Euphorbia spp.

SpurgeA garden can always benefit from those special plants that can stop the eye or act as foils for the sweeps of color and texture that are the mainstays of a perennial border. These plants are not massed, but stand alone to catch your eyes and redirect them from plant to plant. Spurges are such worthy plants.

Spurges belong to the quite large Euphorbia genus of plants that contains 2,000 different species, some of which are highly ornamental, and some of which are weeds with little cultivated value. They all, however, are characterized by a lack of true flower petals or sepals, but have instead brightly colored modified leaves known as bracts, which look just like flowers. The most well-known member of this group is the poinsettia, whose red "flowers" are in fact the showy bracts of an ornamental spurge.

All spurges have a milky sap that in some species can be irritating to the skin. They are ancient plants named for Eurphorbius, a 1st-century Greek physician who used the sap for medicinal purposes. Gloves should be worn when deadheading or pruning spurges, especially if you have any open cuts or scratches on your hands.

Perennial garden spurges are valued for the bright yellow bracts that cover the plants like flowers in spring. Most spurges are mid-spring bloomers, with the bracts coloring in May or even earlier, if spring is unusually warm. They combine beautifully with midseason tulips and daffodils, cool-season annuals and early-blooming perennials such as candytuft, ajuga, columbine and Virginia bluebells. In addition to the colorful yellow bracts in spring, some spurges have purple foliage that contrasts nicely with other perennials throughout the entire growing season. This purple foliage often turns to a rich mahogany in the fall, extending the plant's garden value into a third season. The following are all plants for full sun and well-drained soils. One cautionary note is that these plants can spread aggressively by underground stems.

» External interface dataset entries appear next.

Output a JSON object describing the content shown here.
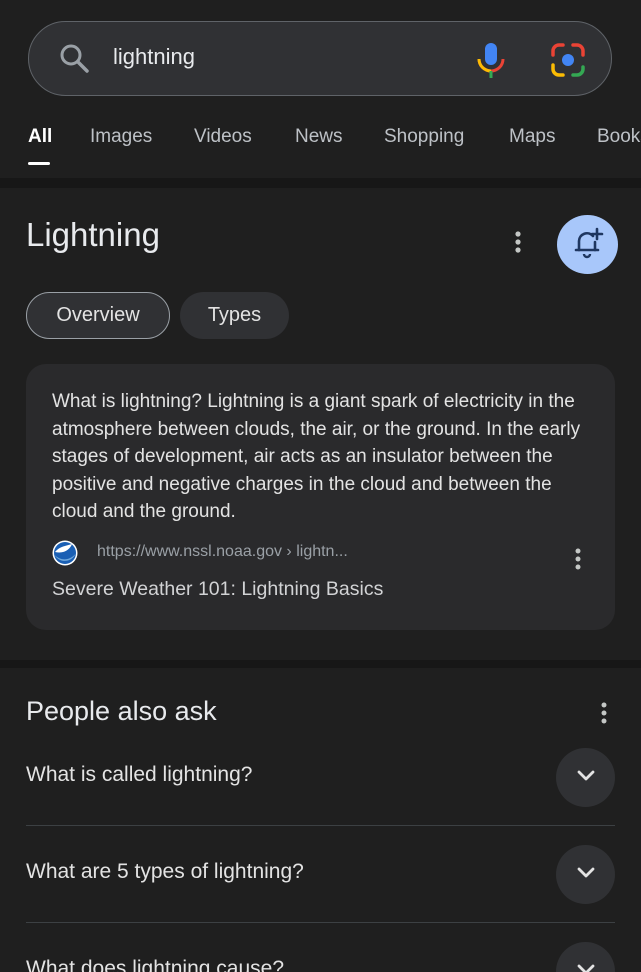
{
  "search": {
    "query": "lightning"
  },
  "tabs": [
    {
      "label": "All",
      "active": true
    },
    {
      "label": "Images"
    },
    {
      "label": "Videos"
    },
    {
      "label": "News"
    },
    {
      "label": "Shopping"
    },
    {
      "label": "Maps"
    },
    {
      "label": "Books"
    }
  ],
  "knowledge_panel": {
    "title": "Lightning",
    "chips": [
      "Overview",
      "Types"
    ],
    "card": {
      "text": "What is lightning? Lightning is a giant spark of electricity in the atmosphere between clouds, the air, or the ground. In the early stages of development, air acts as an insulator between the positive and negative charges in the cloud and between the cloud and the ground.",
      "source_url": "https://www.nssl.noaa.gov › lightn...",
      "source_title": "Severe Weather 101: Lightning Basics"
    }
  },
  "people_also_ask": {
    "title": "People also ask",
    "questions": [
      "What is called lightning?",
      "What are 5 types of lightning?",
      "What does lightning cause?"
    ]
  },
  "colors": {
    "background": "#1f1f1f",
    "accent": "#a8c7fa",
    "card": "#2a2a2c"
  },
  "icons": [
    "search-icon",
    "mic-icon",
    "lens-icon",
    "more-vert-icon",
    "bell-plus-icon",
    "noaa-logo",
    "chevron-down-icon"
  ]
}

  • Chameleon spurge (Euphorbia dulcis 'Chameleon') is an ornamental spurge with leaves that open purple and deepen throughout the growing season to a rich autumn red. Like most purple-leaved plants, it serves as an accent amidst the dominant green foliage of most gardens, but also combines quite successfully with flowers in tones of blue, pink, yellow or red. Its bracts are yellow and it grows 1 to 1-1/2 feet.
  • Cushion spurge (E. epithymoides) is one of the most commonly grown spurges. Its profuse neon-yellow bracts punctuate the early spring garden and are especially effective with early bulbs. An unusual variegated form has yellow-margined leaves. Cushion spurge is a true mounding plant and grows to 1 foot.
  • Flowering spurge (E. corollata) is a native prairie plant that takes quite a different form from most ornamental spurges. Its "flowers" are tiny white bracts at the branch tips that dance above the plant like baby's breath. A long-blooming, airy perennial, it tolerates full sun and dry soil. Used as a filler plant in native plantings, it mixes well with coneflowers, black-eyed Susans, beardtongue, butterfly weed and many grasses. It grows to 1-1/2 feet.
  • Griffith's spurge (E. griffithii 'Fireglow') has a most unique combination of colors: olive leaves with pink overtones, red stems and orange to red flowers. It prefers moist soils and grows to 2 feet.
  • Myrtle euphorbia (E. myrsinites) features succulent blue-gray leaves arranged in tight spirals around sprawling stems. At the tips of the stems are the typical bracts that turn yellow in spring. It's an excellent rock garden plant, providing a good contrast to low-growing, fine-textured plants like creeping phlox. More heat-tolerant than some spurges, it will thrive next to a sidewalk or other hardscape. It can be a vigorous grower, but deadheading the yellow bracts after they fade will prevent it from setting seed.
  • Wood spurge (E. amygdaloides 'Purpurea') is another upright spurge with purplish-red foliage and yellow-chartreuse bracts. Wood spurge prefers dry conditions and grows to 1 foot.